WORK TO COMPLETE => Would you please set down the data again exactly as given, excluding the pictures?

(Web page and app entries)

╔══

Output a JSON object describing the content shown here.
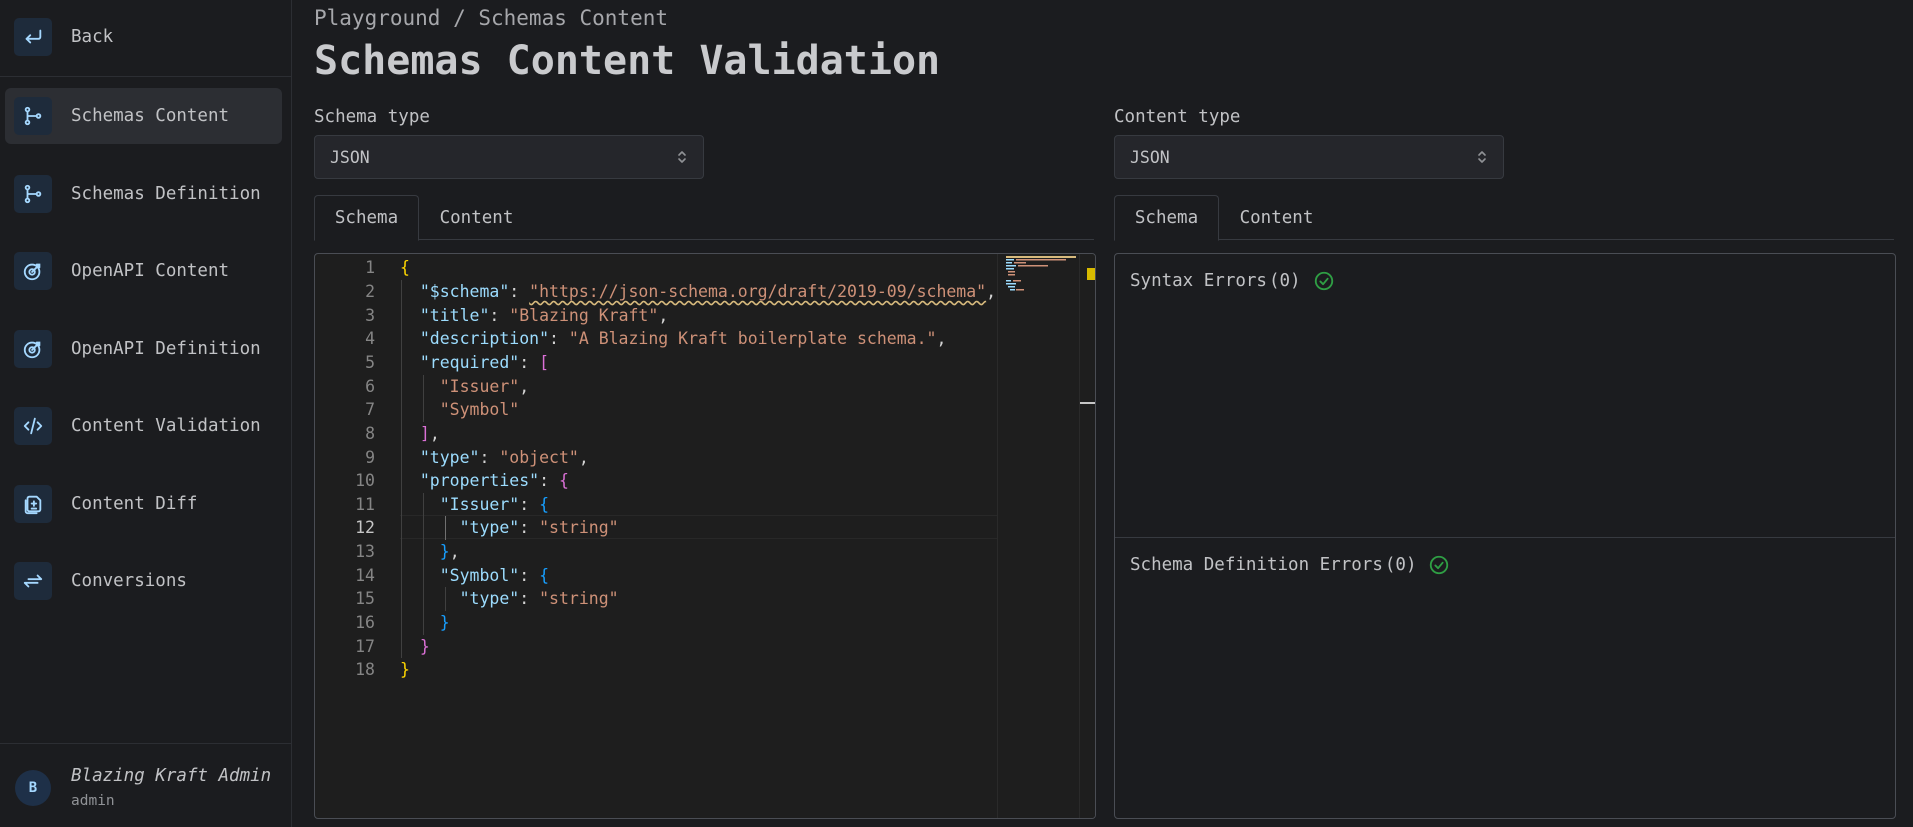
{
  "sidebar": {
    "back_label": "Back",
    "items": [
      {
        "label": "Schemas Content",
        "icon": "schema-tree-icon",
        "active": true
      },
      {
        "label": "Schemas Definition",
        "icon": "schema-tree-icon"
      },
      {
        "label": "OpenAPI Content",
        "icon": "openapi-target-icon"
      },
      {
        "label": "OpenAPI Definition",
        "icon": "openapi-target-icon"
      },
      {
        "label": "Content Validation",
        "icon": "code-icon"
      },
      {
        "label": "Content Diff",
        "icon": "file-diff-icon"
      },
      {
        "label": "Conversions",
        "icon": "arrows-exchange-icon"
      }
    ],
    "user": {
      "initial": "B",
      "name": "Blazing Kraft Admin",
      "role": "admin"
    }
  },
  "header": {
    "breadcrumb": "Playground / Schemas Content",
    "title": "Schemas Content Validation"
  },
  "left": {
    "schema_type_label": "Schema type",
    "schema_type_value": "JSON",
    "tabs": [
      "Schema",
      "Content"
    ],
    "active_tab": "Schema"
  },
  "right": {
    "content_type_label": "Content type",
    "content_type_value": "JSON",
    "tabs": [
      "Schema",
      "Content"
    ],
    "active_tab": "Schema",
    "syntax_errors_label": "Syntax Errors",
    "syntax_errors_count": "(0)",
    "schema_definition_errors_label": "Schema Definition Errors",
    "schema_definition_errors_count": "(0)"
  },
  "editor": {
    "line_numbers": [
      "1",
      "2",
      "3",
      "4",
      "5",
      "6",
      "7",
      "8",
      "9",
      "10",
      "11",
      "12",
      "13",
      "14",
      "15",
      "16",
      "17",
      "18"
    ],
    "current_line": "12",
    "code": {
      "schema_key": "\"$schema\"",
      "schema_value": "\"https://json-schema.org/draft/2019-09/schema\"",
      "title_key": "\"title\"",
      "title_value": "\"Blazing Kraft\"",
      "description_key": "\"description\"",
      "description_value": "\"A Blazing Kraft boilerplate schema.\"",
      "required_key": "\"required\"",
      "required_issuer": "\"Issuer\"",
      "required_symbol": "\"Symbol\"",
      "type_key": "\"type\"",
      "type_value": "\"object\"",
      "properties_key": "\"properties\"",
      "issuer_key": "\"Issuer\"",
      "issuer_type_key": "\"type\"",
      "issuer_type_value": "\"string\"",
      "symbol_key": "\"Symbol\"",
      "symbol_type_key": "\"type\"",
      "symbol_type_value": "\"string\""
    }
  },
  "colors": {
    "background": "#1b1c1f",
    "success": "#2f9e44",
    "icon_blue": "#74c0fc"
  }
}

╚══

OUTPUT BELOW =>
Output a JSON object describing the content shown here.
{
  "sidebar": {
    "back_label": "Back",
    "items": [
      {
        "label": "Schemas Content",
        "icon": "schema-tree-icon",
        "active": true
      },
      {
        "label": "Schemas Definition",
        "icon": "schema-tree-icon"
      },
      {
        "label": "OpenAPI Content",
        "icon": "openapi-target-icon"
      },
      {
        "label": "OpenAPI Definition",
        "icon": "openapi-target-icon"
      },
      {
        "label": "Content Validation",
        "icon": "code-icon"
      },
      {
        "label": "Content Diff",
        "icon": "file-diff-icon"
      },
      {
        "label": "Conversions",
        "icon": "arrows-exchange-icon"
      }
    ],
    "user": {
      "initial": "B",
      "name": "Blazing Kraft Admin",
      "role": "admin"
    }
  },
  "header": {
    "breadcrumb": "Playground / Schemas Content",
    "title": "Schemas Content Validation"
  },
  "left": {
    "schema_type_label": "Schema type",
    "schema_type_value": "JSON",
    "tabs": [
      "Schema",
      "Content"
    ],
    "active_tab": "Schema"
  },
  "right": {
    "content_type_label": "Content type",
    "content_type_value": "JSON",
    "tabs": [
      "Schema",
      "Content"
    ],
    "active_tab": "Schema",
    "syntax_errors_label": "Syntax Errors",
    "syntax_errors_count": "(0)",
    "schema_definition_errors_label": "Schema Definition Errors",
    "schema_definition_errors_count": "(0)"
  },
  "editor": {
    "line_numbers": [
      "1",
      "2",
      "3",
      "4",
      "5",
      "6",
      "7",
      "8",
      "9",
      "10",
      "11",
      "12",
      "13",
      "14",
      "15",
      "16",
      "17",
      "18"
    ],
    "current_line": "12",
    "code": {
      "schema_key": "\"$schema\"",
      "schema_value": "\"https://json-schema.org/draft/2019-09/schema\"",
      "title_key": "\"title\"",
      "title_value": "\"Blazing Kraft\"",
      "description_key": "\"description\"",
      "description_value": "\"A Blazing Kraft boilerplate schema.\"",
      "required_key": "\"required\"",
      "required_issuer": "\"Issuer\"",
      "required_symbol": "\"Symbol\"",
      "type_key": "\"type\"",
      "type_value": "\"object\"",
      "properties_key": "\"properties\"",
      "issuer_key": "\"Issuer\"",
      "issuer_type_key": "\"type\"",
      "issuer_type_value": "\"string\"",
      "symbol_key": "\"Symbol\"",
      "symbol_type_key": "\"type\"",
      "symbol_type_value": "\"string\""
    }
  },
  "colors": {
    "background": "#1b1c1f",
    "success": "#2f9e44",
    "icon_blue": "#74c0fc"
  }
}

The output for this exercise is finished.